Hundreds of people gathered in the Baltimore Polytechnic Institute auditorium Thursday night to urge members of the Kirwan Commission to develop a formula that would more equitably fund education in Baltimore and across Maryland.
The 25-member commission, formed to revamp the way the state distributes funding to school systems, is holding public hearings across the state before issuing a report to the legislature before the end of the year. The General Assembly will then decide how to implement its recommendations.
A study released last year estimated it would take an additional $1.9 billion in state funding and $1 billion in local funding to adequately fund Maryland’s schools. In Baltimore alone, schools need an additional $358 million annually, the report found. Advocates urged the commission not to short-change the city when developing an updated funding formula.
City schools CEO Sonja Santelises said the commission must answer the question, “Do we as a society believe it is acceptable for a child’s life to be predetermined by the ZIP code in which they were born?”
More than 50 people testified during the hearing, many echoing the theme that city students need more resources to reach their potential. Baltimore Education Coalition co-chair Sharicca Boldon asked the commission to find more funding for districts that are comprised of mostly black and brown students.
“What I know — and what all my classmates know, too — is that when schools are underfunded, we are not able to work at our maximum ability,” said City Neighbors High School student Ciera Smith. “We are trapped in a cycle of oppression and poverty which we hoped the access to education would break.”
The commission is considering whether schools should receive universal pre-kindergartender, support for community schools and additional funding for teacher salaries and capital projects.
“There are just not enough teachers in the classroom,” said Pam Gaddy, a Patapsco High School social studies teacher in Baltimore County.
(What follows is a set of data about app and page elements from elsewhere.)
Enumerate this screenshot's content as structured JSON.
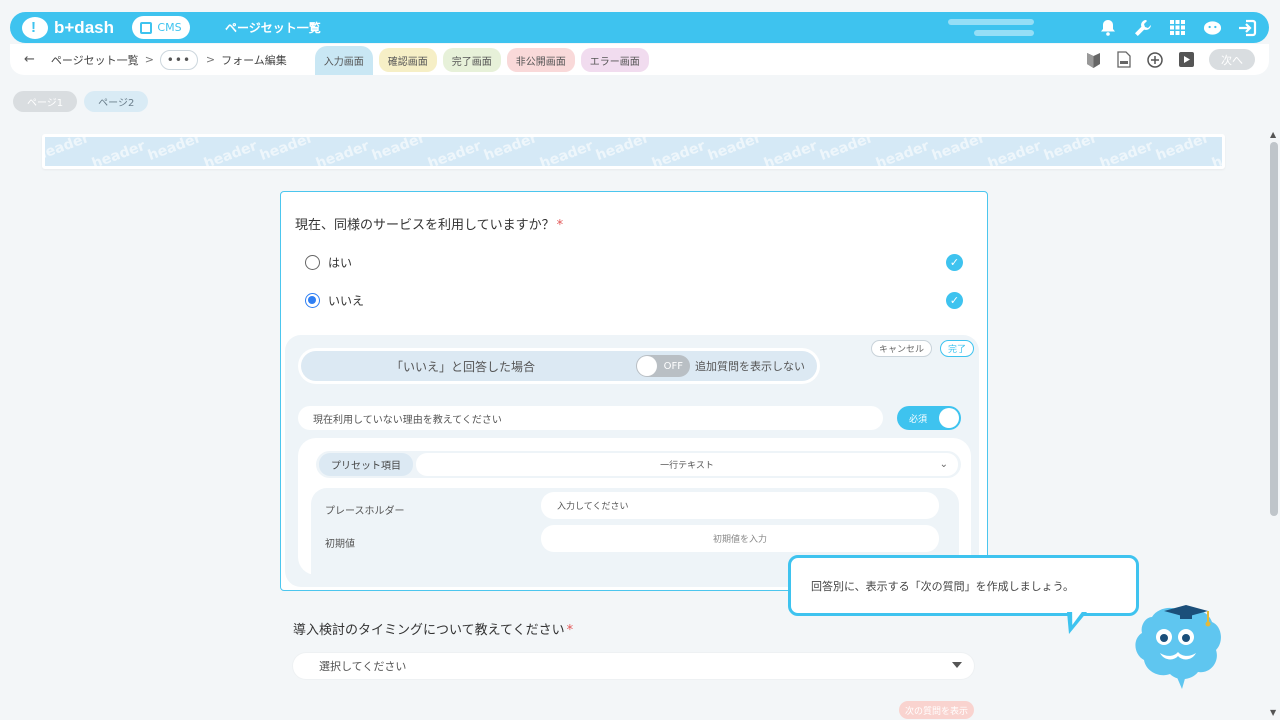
{
  "topbar": {
    "logo_text": "b+dash",
    "cms_label": "CMS",
    "title": "ページセット一覧",
    "icons": [
      "bell-icon",
      "wrench-icon",
      "grid-icon",
      "mascot-icon",
      "logout-icon"
    ]
  },
  "subbar": {
    "back_icon": "back-arrow-icon",
    "breadcrumb_1": "ページセット一覧",
    "sep": ">",
    "more": "•••",
    "breadcrumb_2": "フォーム編集",
    "tabs": [
      {
        "label": "入力画面"
      },
      {
        "label": "確認画面"
      },
      {
        "label": "完了画面"
      },
      {
        "label": "非公開画面"
      },
      {
        "label": "エラー画面"
      }
    ],
    "tools": [
      "beginner-icon",
      "html-file-icon",
      "add-circle-icon",
      "play-icon"
    ],
    "next_label": "次へ"
  },
  "pages": {
    "p1": "ページ1",
    "p2": "ページ2"
  },
  "header_banner": {
    "text": "header"
  },
  "question1": {
    "text": "現在、同様のサービスを利用していますか？",
    "required_mark": "*",
    "options": [
      {
        "label": "はい",
        "selected": false
      },
      {
        "label": "いいえ",
        "selected": true
      }
    ]
  },
  "branch_panel": {
    "cancel": "キャンセル",
    "done": "完了",
    "condition": "「いいえ」と回答した場合",
    "toggle_state": "OFF",
    "toggle_note": "追加質問を表示しない",
    "sub_question": "現在利用していない理由を教えてください",
    "required_toggle": "必須",
    "preset_label": "プリセット項目",
    "preset_value": "一行テキスト",
    "placeholder_label": "プレースホルダー",
    "placeholder_value": "入力してください",
    "default_label": "初期値",
    "default_value": "初期値を入力"
  },
  "question2": {
    "text": "導入検討のタイミングについて教えてください",
    "required_mark": "*",
    "select_placeholder": "選択してください",
    "next_question_btn": "次の質問を表示"
  },
  "tooltip": {
    "text": "回答別に、表示する「次の質問」を作成しましょう。"
  },
  "colors": {
    "accent": "#3ec3ef",
    "required": "#e25656",
    "radio_selected": "#2f7ff3"
  }
}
Gaddy would put more money toward raising teacher salaries and reducing class sizes.
Eileen Edwards, a school nurse at Dogwood Elementary School in the Woodlawn area of Baltimore County, is concerned over what she said is the lack of staff to support students. “There is just not enough assistants in the schools that are behavior specialists for students who are coming to us with chronic behavior issues.”
Speakers urged the commission to consider students living in concentrated poverty, segregation and areas of violence. Several speakers said that concentrated poverty exists in many areas around the state, not just in the city.
“All students deserve access to a quality education,” Baltimore Mayor Catherine Pugh said. “We ask you as a commission to look at how we balance resources throughout the state to make sure that every child ends up with a quality education.”